TASK PROMPT: Your answer must be the records below, printed exactly.
===== RECORDS PROVIDED =====
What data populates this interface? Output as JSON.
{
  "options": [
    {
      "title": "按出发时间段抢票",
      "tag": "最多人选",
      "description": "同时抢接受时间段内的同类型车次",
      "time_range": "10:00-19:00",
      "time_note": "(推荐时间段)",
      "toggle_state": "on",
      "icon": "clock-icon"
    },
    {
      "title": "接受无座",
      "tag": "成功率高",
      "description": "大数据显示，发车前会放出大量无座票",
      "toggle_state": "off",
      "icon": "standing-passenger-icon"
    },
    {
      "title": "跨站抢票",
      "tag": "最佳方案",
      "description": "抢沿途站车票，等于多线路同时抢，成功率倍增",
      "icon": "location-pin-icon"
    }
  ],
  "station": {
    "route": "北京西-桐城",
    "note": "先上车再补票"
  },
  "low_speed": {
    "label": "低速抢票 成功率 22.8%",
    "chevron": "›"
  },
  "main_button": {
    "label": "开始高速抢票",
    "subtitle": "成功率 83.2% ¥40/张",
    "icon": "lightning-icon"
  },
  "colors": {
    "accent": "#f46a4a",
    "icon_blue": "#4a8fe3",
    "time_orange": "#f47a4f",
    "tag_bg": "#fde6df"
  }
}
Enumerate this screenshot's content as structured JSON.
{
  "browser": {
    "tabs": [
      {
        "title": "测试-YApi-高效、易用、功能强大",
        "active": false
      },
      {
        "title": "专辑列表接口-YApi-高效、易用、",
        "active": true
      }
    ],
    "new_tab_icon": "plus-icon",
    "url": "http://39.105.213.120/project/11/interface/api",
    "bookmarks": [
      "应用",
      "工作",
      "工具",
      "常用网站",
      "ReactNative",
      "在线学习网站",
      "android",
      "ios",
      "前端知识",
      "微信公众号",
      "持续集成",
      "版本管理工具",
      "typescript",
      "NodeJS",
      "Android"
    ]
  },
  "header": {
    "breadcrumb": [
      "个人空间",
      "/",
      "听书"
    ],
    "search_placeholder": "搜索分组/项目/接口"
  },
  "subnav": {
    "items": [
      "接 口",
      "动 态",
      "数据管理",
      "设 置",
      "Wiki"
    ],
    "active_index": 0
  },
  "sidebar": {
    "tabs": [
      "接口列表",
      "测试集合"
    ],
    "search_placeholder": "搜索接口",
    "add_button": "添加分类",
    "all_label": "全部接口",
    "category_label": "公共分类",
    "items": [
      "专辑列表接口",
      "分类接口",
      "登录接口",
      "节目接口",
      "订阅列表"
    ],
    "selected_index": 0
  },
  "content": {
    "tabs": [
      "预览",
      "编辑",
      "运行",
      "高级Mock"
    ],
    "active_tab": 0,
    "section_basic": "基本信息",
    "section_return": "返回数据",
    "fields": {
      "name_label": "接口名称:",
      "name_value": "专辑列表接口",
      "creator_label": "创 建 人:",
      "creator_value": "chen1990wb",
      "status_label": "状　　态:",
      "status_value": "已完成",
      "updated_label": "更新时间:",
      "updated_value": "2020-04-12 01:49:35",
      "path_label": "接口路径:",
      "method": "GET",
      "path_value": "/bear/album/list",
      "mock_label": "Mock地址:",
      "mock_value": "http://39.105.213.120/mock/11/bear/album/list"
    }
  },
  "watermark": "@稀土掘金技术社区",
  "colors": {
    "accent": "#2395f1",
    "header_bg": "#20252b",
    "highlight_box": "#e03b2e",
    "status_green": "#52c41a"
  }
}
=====
WRITTEN ANSWER:
What data populates this interface? Output as JSON.
{
  "options": [
    {
      "title": "按出发时间段抢票",
      "tag": "最多人选",
      "description": "同时抢接受时间段内的同类型车次",
      "time_range": "10:00-19:00",
      "time_note": "(推荐时间段)",
      "toggle_state": "on",
      "icon": "clock-icon"
    },
    {
      "title": "接受无座",
      "tag": "成功率高",
      "description": "大数据显示，发车前会放出大量无座票",
      "toggle_state": "off",
      "icon": "standing-passenger-icon"
    },
    {
      "title": "跨站抢票",
      "tag": "最佳方案",
      "description": "抢沿途站车票，等于多线路同时抢，成功率倍增",
      "icon": "location-pin-icon"
    }
  ],
  "station": {
    "route": "北京西-桐城",
    "note": "先上车再补票"
  },
  "low_speed": {
    "label": "低速抢票 成功率 22.8%",
    "chevron": "›"
  },
  "main_button": {
    "label": "开始高速抢票",
    "subtitle": "成功率 83.2% ¥40/张",
    "icon": "lightning-icon"
  },
  "colors": {
    "accent": "#f46a4a",
    "icon_blue": "#4a8fe3",
    "time_orange": "#f47a4f",
    "tag_bg": "#fde6df"
  }
}
Enumerate this screenshot's content as structured JSON.
{
  "browser": {
    "tabs": [
      {
        "title": "测试-YApi-高效、易用、功能强大",
        "active": false
      },
      {
        "title": "专辑列表接口-YApi-高效、易用、",
        "active": true
      }
    ],
    "new_tab_icon": "plus-icon",
    "url": "http://39.105.213.120/project/11/interface/api",
    "bookmarks": [
      "应用",
      "工作",
      "工具",
      "常用网站",
      "ReactNative",
      "在线学习网站",
      "android",
      "ios",
      "前端知识",
      "微信公众号",
      "持续集成",
      "版本管理工具",
      "typescript",
      "NodeJS",
      "Android"
    ]
  },
  "header": {
    "breadcrumb": [
      "个人空间",
      "/",
      "听书"
    ],
    "search_placeholder": "搜索分组/项目/接口"
  },
  "subnav": {
    "items": [
      "接 口",
      "动 态",
      "数据管理",
      "设 置",
      "Wiki"
    ],
    "active_index": 0
  },
  "sidebar": {
    "tabs": [
      "接口列表",
      "测试集合"
    ],
    "search_placeholder": "搜索接口",
    "add_button": "添加分类",
    "all_label": "全部接口",
    "category_label": "公共分类",
    "items": [
      "专辑列表接口",
      "分类接口",
      "登录接口",
      "节目接口",
      "订阅列表"
    ],
    "selected_index": 0
  },
  "content": {
    "tabs": [
      "预览",
      "编辑",
      "运行",
      "高级Mock"
    ],
    "active_tab": 0,
    "section_basic": "基本信息",
    "section_return": "返回数据",
    "fields": {
      "name_label": "接口名称:",
      "name_value": "专辑列表接口",
      "creator_label": "创 建 人:",
      "creator_value": "chen1990wb",
      "status_label": "状　　态:",
      "status_value": "已完成",
      "updated_label": "更新时间:",
      "updated_value": "2020-04-12 01:49:35",
      "path_label": "接口路径:",
      "method": "GET",
      "path_value": "/bear/album/list",
      "mock_label": "Mock地址:",
      "mock_value": "http://39.105.213.120/mock/11/bear/album/list"
    }
  },
  "watermark": "@稀土掘金技术社区",
  "colors": {
    "accent": "#2395f1",
    "header_bg": "#20252b",
    "highlight_box": "#e03b2e",
    "status_green": "#52c41a"
  }
}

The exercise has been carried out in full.